7 votes

Norway says ‘no’ to a gas price cap – Oslo's gas payday is equivalent to about £350 for each Norwegian man, woman and child

5 comments

  1. EgoEimi
    Link
    Quite important point. There simply is not enough gas. Households and industries must reduce usage. Economic pain is unavoidable this year. Hopefully once new terminals and pipelines are built the...

    Secondly, some sort of price signal maintenance is arguably important to ensure buyers reduce the demand, since the problem is in fact not having enough gas. If you don’t let prices do that, the alternative is rationing.

    Quite important point. There simply is not enough gas. Households and industries must reduce usage. Economic pain is unavoidable this year.

    Hopefully once new terminals and pipelines are built the situation will be improved next year.

    5 votes
  2. [4]
    skybrian
    Link
    I think it's important to make a distinction between prices and profits. High prices do more than anything else to encourage conservation. They are also very painful and regressive. But if you...

    I think it's important to make a distinction between prices and profits.

    High prices do more than anything else to encourage conservation. They are also very painful and regressive. But if you give people money without lowering the prices (using some UBI scheme, perhaps), they still have the same high incentive to conserve, because they can keep the money if successful.

    On the other hand, profits are an incentive to increase supply - that is, if anything can be done about it in time. Sometimes it's not possible. And on that note, here's an interesting Twitter thread about a German plan to tax the windfall profits of electricity generators - but without lowering spot prices.

    Getting back to this article, it's not clear what more revenue for Norway does to encourage supply?

    5 votes
    1. [3]
      Loire
      Link Parent
      We have a catch 22 situation in oil where the intention of eliminating it puts a cooling effect on large projects with intense investment requirements. The vast majority of Norway's oil and gas is...

      Getting back to this article, it's not clear what more revenue for Norway does to encourage supply?

      We have a catch 22 situation in oil where the intention of eliminating it puts a cooling effect on large projects with intense investment requirements.

      The vast majority of Norway's oil and gas is offshore which requires hundreds of millions to explore, prep and extract. Offshore projects typically run for decades and may not turn profitable for many years.

      Despite the energy crisis showing us we still need hydrocarbons, if the intention is to strangle oil and gas from 2030 onwards then there is absolutely no reason for an Equinor or Aker to risk increasing off shore production only for it to never make a profit.

      Unfortunately for Western Europe they don't have the easy on/off oil reserves North America, Russia and the Middle East has so, despite record profits, it's going to be a tough winter or two for the continent

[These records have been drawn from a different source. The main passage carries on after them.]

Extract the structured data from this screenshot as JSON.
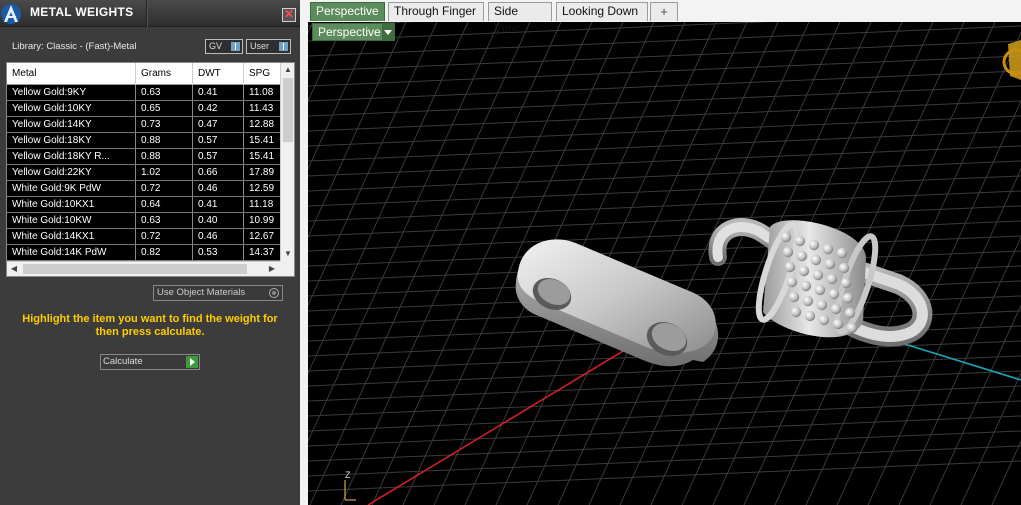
{
  "panel": {
    "title": "METAL WEIGHTS",
    "close_label": "✕",
    "library_label": "Library: Classic - (Fast)-Metal",
    "gv_label": "GV",
    "user_label": "User"
  },
  "table": {
    "columns": [
      "Metal",
      "Grams",
      "DWT",
      "SPG"
    ],
    "rows": [
      [
        "Yellow Gold:9KY",
        "0.63",
        "0.41",
        "11.08"
      ],
      [
        "Yellow Gold:10KY",
        "0.65",
        "0.42",
        "11.43"
      ],
      [
        "Yellow Gold:14KY",
        "0.73",
        "0.47",
        "12.88"
      ],
      [
        "Yellow Gold:18KY",
        "0.88",
        "0.57",
        "15.41"
      ],
      [
        "Yellow Gold:18KY R...",
        "0.88",
        "0.57",
        "15.41"
      ],
      [
        "Yellow Gold:22KY",
        "1.02",
        "0.66",
        "17.89"
      ],
      [
        "White Gold:9K PdW",
        "0.72",
        "0.46",
        "12.59"
      ],
      [
        "White Gold:10KX1",
        "0.64",
        "0.41",
        "11.18"
      ],
      [
        "White Gold:10KW",
        "0.63",
        "0.40",
        "10.99"
      ],
      [
        "White Gold:14KX1",
        "0.72",
        "0.46",
        "12.67"
      ],
      [
        "White Gold:14K PdW",
        "0.82",
        "0.53",
        "14.37"
      ]
    ],
    "scroll_up": "▲",
    "scroll_down": "▼",
    "scroll_left": "◀",
    "scroll_right": "▶"
  },
  "controls": {
    "use_object_materials": "Use Object Materials",
    "instruction": "Highlight the item you want to find the weight for then press calculate.",
    "calculate_label": "Calculate"
  },
  "viewport": {
    "tabs": [
      "Perspective",
      "Through Finger",
      "Side View",
      "Looking Down"
    ],
    "add_tab": "+",
    "active_tab": "Perspective",
    "view_dropdown": "Perspective",
    "axis_label": "Z"
  },
  "colors": {
    "panel_bg": "#3c3c3c",
    "accent_green": "#5c8c5c",
    "instruction_yellow": "#ffcc00",
    "grid_line": "#3a3a3a",
    "x_axis": "#d42020",
    "y_axis": "#1fa3b8"
  },
  "icons": {
    "app_logo": "blue-a-logo-icon",
    "close": "close-icon",
    "toggle_indicator": "toggle-icon",
    "radio": "radio-icon",
    "play": "play-arrow-icon",
    "dropdown": "chevron-down-icon",
    "view_cube": "view-cube-icon"
  }
}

      3 votes
      1. [2]
        skybrian
        Link Parent
        Yes, for long-term planning it’s ultimately a political question. I was under the impression, though, that in Norway there’s still support for oil and gas exploration, and the Greens who argue...

        Yes, for long-term planning it’s ultimately a political question. I was under the impression, though, that in Norway there’s still support for oil and gas exploration, and the Greens who argue against it are losing?

        1 vote
        1. Loire
          (edited )
          Link Parent
          I'm looking at it from a industry perspective rather than a political perspective because that's within my purview and expertise. I am not Norwegian and work for a Canadian oil company but I...

          I'm looking at it from a industry perspective rather than a political perspective because that's within my purview and expertise. I am not Norwegian and work for a Canadian oil company but I believe the values are similar.

          Yes Norwegians continue to support oil production for their own prosperity but the global tides are shifting against oil. Not just politically but if the Paris agreement is truly followed, and the phasing out of ICE vehicles truly kick in then the global consumption of oil will take a huge hit. The energy crispy in Europe is also pushing it heavily in the direction of renewables which will further decrease the global consumption of petroleum.

          The oil and gas industry is extremely growth dependant. When the consumption** of oil decreases the price of a barrel (and it's profitability) falls off a cliff. While some oil and gas will still be required globally, a drop in consumption will immediately make expensive long term projects like Norway's North Sea operations immediately unprofitable.

          All this is to say, the long term outcome for oil is not one that supports Norway increasing their offshore projects. This is why Equinor is both expanding to low cost short term reservoirs like American Shale, while also leading the big oil producers in investing in non hydrocarbon energy sources. There's no future in the offshore projects in developed nations, and Norway doesn't have any appreciable land based reserves.

          4 votes